EXERCISE GOAL>
Nothing but an exact repetition of the listing should be returned.

PROVIDED MATERIAL>
•••

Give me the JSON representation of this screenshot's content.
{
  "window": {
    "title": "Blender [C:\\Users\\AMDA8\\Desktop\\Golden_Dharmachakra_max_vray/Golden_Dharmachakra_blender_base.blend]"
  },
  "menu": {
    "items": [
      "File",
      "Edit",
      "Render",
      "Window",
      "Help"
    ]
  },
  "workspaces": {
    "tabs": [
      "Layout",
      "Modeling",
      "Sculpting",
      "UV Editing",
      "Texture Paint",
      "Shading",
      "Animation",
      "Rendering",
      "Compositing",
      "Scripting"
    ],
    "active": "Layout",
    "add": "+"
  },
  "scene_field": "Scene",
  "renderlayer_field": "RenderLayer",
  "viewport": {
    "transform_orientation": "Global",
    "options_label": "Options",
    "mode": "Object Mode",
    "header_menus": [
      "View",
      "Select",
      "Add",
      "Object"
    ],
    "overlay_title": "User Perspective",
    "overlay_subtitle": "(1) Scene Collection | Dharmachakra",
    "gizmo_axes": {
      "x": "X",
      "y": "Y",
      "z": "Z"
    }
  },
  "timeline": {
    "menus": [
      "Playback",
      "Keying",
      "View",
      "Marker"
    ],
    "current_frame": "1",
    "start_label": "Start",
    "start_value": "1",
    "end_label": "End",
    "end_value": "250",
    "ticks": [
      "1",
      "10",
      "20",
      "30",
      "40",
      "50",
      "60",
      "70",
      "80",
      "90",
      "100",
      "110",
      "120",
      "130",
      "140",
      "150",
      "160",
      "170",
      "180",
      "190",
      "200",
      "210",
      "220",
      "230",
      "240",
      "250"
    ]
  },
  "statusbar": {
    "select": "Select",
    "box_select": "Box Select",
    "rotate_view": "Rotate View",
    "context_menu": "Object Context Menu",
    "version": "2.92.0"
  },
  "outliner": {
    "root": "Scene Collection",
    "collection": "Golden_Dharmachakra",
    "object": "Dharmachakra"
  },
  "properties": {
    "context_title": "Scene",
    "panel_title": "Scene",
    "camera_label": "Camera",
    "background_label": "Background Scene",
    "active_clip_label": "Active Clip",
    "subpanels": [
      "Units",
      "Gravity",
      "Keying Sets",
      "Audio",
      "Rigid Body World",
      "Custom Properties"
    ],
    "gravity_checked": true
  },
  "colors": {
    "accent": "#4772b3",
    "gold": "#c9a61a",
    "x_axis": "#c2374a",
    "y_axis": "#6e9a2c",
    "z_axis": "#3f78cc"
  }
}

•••

THE COMPLETED TASK>
Give me the JSON representation of this screenshot's content.
{
  "window": {
    "title": "Blender [C:\\Users\\AMDA8\\Desktop\\Golden_Dharmachakra_max_vray/Golden_Dharmachakra_blender_base.blend]"
  },
  "menu": {
    "items": [
      "File",
      "Edit",
      "Render",
      "Window",
      "Help"
    ]
  },
  "workspaces": {
    "tabs": [
      "Layout",
      "Modeling",
      "Sculpting",
      "UV Editing",
      "Texture Paint",
      "Shading",
      "Animation",
      "Rendering",
      "Compositing",
      "Scripting"
    ],
    "active": "Layout",
    "add": "+"
  },
  "scene_field": "Scene",
  "renderlayer_field": "RenderLayer",
  "viewport": {
    "transform_orientation": "Global",
    "options_label": "Options",
    "mode": "Object Mode",
    "header_menus": [
      "View",
      "Select",
      "Add",
      "Object"
    ],
    "overlay_title": "User Perspective",
    "overlay_subtitle": "(1) Scene Collection | Dharmachakra",
    "gizmo_axes": {
      "x": "X",
      "y": "Y",
      "z": "Z"
    }
  },
  "timeline": {
    "menus": [
      "Playback",
      "Keying",
      "View",
      "Marker"
    ],
    "current_frame": "1",
    "start_label": "Start",
    "start_value": "1",
    "end_label": "End",
    "end_value": "250",
    "ticks": [
      "1",
      "10",
      "20",
      "30",
      "40",
      "50",
      "60",
      "70",
      "80",
      "90",
      "100",
      "110",
      "120",
      "130",
      "140",
      "150",
      "160",
      "170",
      "180",
      "190",
      "200",
      "210",
      "220",
      "230",
      "240",
      "250"
    ]
  },
  "statusbar": {
    "select": "Select",
    "box_select": "Box Select",
    "rotate_view": "Rotate View",
    "context_menu": "Object Context Menu",
    "version": "2.92.0"
  },
  "outliner": {
    "root": "Scene Collection",
    "collection": "Golden_Dharmachakra",
    "object": "Dharmachakra"
  },
  "properties": {
    "context_title": "Scene",
    "panel_title": "Scene",
    "camera_label": "Camera",
    "background_label": "Background Scene",
    "active_clip_label": "Active Clip",
    "subpanels": [
      "Units",
      "Gravity",
      "Keying Sets",
      "Audio",
      "Rigid Body World",
      "Custom Properties"
    ],
    "gravity_checked": true
  },
  "colors": {
    "accent": "#4772b3",
    "gold": "#c9a61a",
    "x_axis": "#c2374a",
    "y_axis": "#6e9a2c",
    "z_axis": "#3f78cc"
  }
}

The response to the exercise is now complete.